Papers predicted Cincinnati would win. They had beaten the Atlantics the previous year 32-10. But this Atlantics team didn’t fear the Western upstarts. They were a squad of grizzled veterans who had won multiple championships. In fact they had claimed the 1869 National Association title despite Cincinnati’s perfect season due to the rather arcane rules of the time (teams didn’t have a uniform schedule and there was no league table). This background created intense anticipation for the match. The crowed was estimated at about 20,000, one of the largest ever crowds for a sporting event. The New York World reported:
“Little urchins shouted, ‘score cards, names and positions of both nines,’ all the way from Fulton Ferry to Bedford, and all Brooklyn seemed awake to the event of the day. Stores were deserted, boys who could not obtain permission to leave school played hooky, and hundreds who could or would not produce the necessary fifty-cent stamp for admission looked on through cracks in the fence, or even climbed boldly to the top, while others were perched in the topmost limbs of the trees, or on the roofs of surrounding houses.”

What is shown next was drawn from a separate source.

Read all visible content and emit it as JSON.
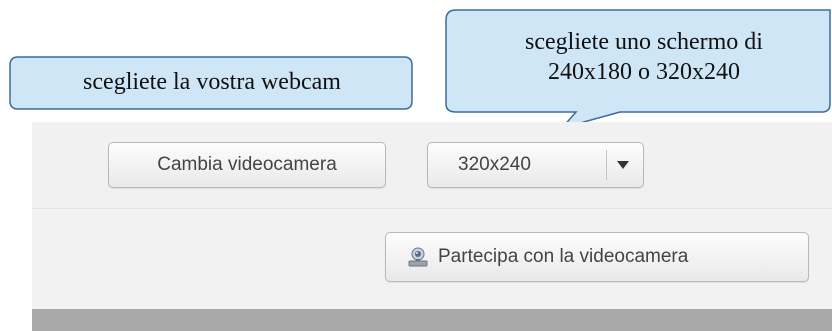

Cincinnati as expected opened the scoring with three runs early. But Brooklyn got back into it and took the lead 4-3 in the 6th. Both teams added runs to bring the score to 5-5 after 9 innings. In those days extra innings were not mandatory. Cincinnati could have opted to preserve their unbeaten streak by accepting a tie. But Cincinnati manager Harry Wright asked to continue. The New York Tribune reported that while the score was small, the “excitement was unbearable”.

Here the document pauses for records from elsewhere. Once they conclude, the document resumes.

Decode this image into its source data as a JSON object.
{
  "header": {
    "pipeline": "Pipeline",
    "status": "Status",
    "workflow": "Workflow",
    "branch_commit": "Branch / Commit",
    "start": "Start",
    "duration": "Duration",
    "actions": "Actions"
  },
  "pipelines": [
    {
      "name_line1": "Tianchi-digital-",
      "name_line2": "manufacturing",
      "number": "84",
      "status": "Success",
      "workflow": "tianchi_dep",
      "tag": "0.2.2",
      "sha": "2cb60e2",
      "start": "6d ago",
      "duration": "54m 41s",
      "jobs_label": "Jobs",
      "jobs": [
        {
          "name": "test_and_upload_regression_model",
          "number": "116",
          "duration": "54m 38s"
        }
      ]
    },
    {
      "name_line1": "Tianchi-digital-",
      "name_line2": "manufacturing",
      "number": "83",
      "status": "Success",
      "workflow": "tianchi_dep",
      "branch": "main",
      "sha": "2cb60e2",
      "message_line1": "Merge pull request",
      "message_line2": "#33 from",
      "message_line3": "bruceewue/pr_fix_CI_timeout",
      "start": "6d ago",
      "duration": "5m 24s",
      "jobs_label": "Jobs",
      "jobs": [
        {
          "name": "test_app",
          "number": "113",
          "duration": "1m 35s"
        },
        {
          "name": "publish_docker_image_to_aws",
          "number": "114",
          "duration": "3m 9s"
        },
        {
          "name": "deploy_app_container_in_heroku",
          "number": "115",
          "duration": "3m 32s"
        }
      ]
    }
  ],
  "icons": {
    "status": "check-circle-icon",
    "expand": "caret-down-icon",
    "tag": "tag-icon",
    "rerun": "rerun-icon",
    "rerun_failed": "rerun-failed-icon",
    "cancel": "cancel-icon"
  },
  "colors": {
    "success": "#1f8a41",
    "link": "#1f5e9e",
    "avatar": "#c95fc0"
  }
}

Atlantic Joe Start’s 11th inning triple set up the tying run and was one of the plays of the game.
The 10th inning went scoreless. However, the Atlantics had men on base but their effort was foiled when Cincinnati shortstop George Wright let a pop fly drop and converted an easy double play (there was no infield fly rule then). In the 11th inning the Red Stockings appeared to have won the match with two runs to make the score 7-5. But once again the Atlantics rallied. With a runner on, Brooklyn’s Joe Start smashed a ball over right fielder Cal McVey’s head for a triple, which was aided by a spectator jumping on McVey’s back (just part of the home field advantage in those days). The tying run was then driven in by Bob Ferguson. Ferguson then scored the final and winning run when George Wright botched a double play that could have ended the inning. Brooklyn was victorious winning 8-7.
Headline in the Brooklyn Daily Eagle
The New York papers lavished praise on the triumphant Atlantics and the game itself. The Brooklyn Daily Eagle claimed that the ‘local nine defeated the picked nine.’ The New York Times called it the ‘most exciting game on record.” The New York Sun claimed the Atlantics’ fans celebrated like ‘escaped lunatics.” The Times judged the partisanship of the crowd harshly, calling it “the most discreditable gathering we have seen at the Capitoline Grounds in years.” But the game was immediate recognized as one of the greatest ever played, and remains a significant milestone in the history of the game.
The site of the Capitoline Grounds today. The Grounds were bound by Nostrand, Halsey, Marcy, and Putnam Streets.
Both clubs would fold in the following years. With no tenant the Capitoline Grounds became run down and was demolished in 1880 and the land was sold for housing. There’s little evidence of the ground today. In New York, perhaps the best places to visit related to this historic match are the city’s cemeteries, where many of the players are buried. The most significant one is Green-Wood Cemetery in Brooklyn, the resting place of three players on that day: Asa Brainard, Jack Chapman, and Charlie Smith. Also buried at Green-Wood is Alexander Hamilton Weed, a co-owner of the Capitoline Grounds. Atlantics captain Robert Ferguson is buried at Cypress Hills Cemetery. Lip Pike is buried at Salem Fields Cemetery.
Grave of Asa Brainard at Green-Wood Cemetery in Brooklyn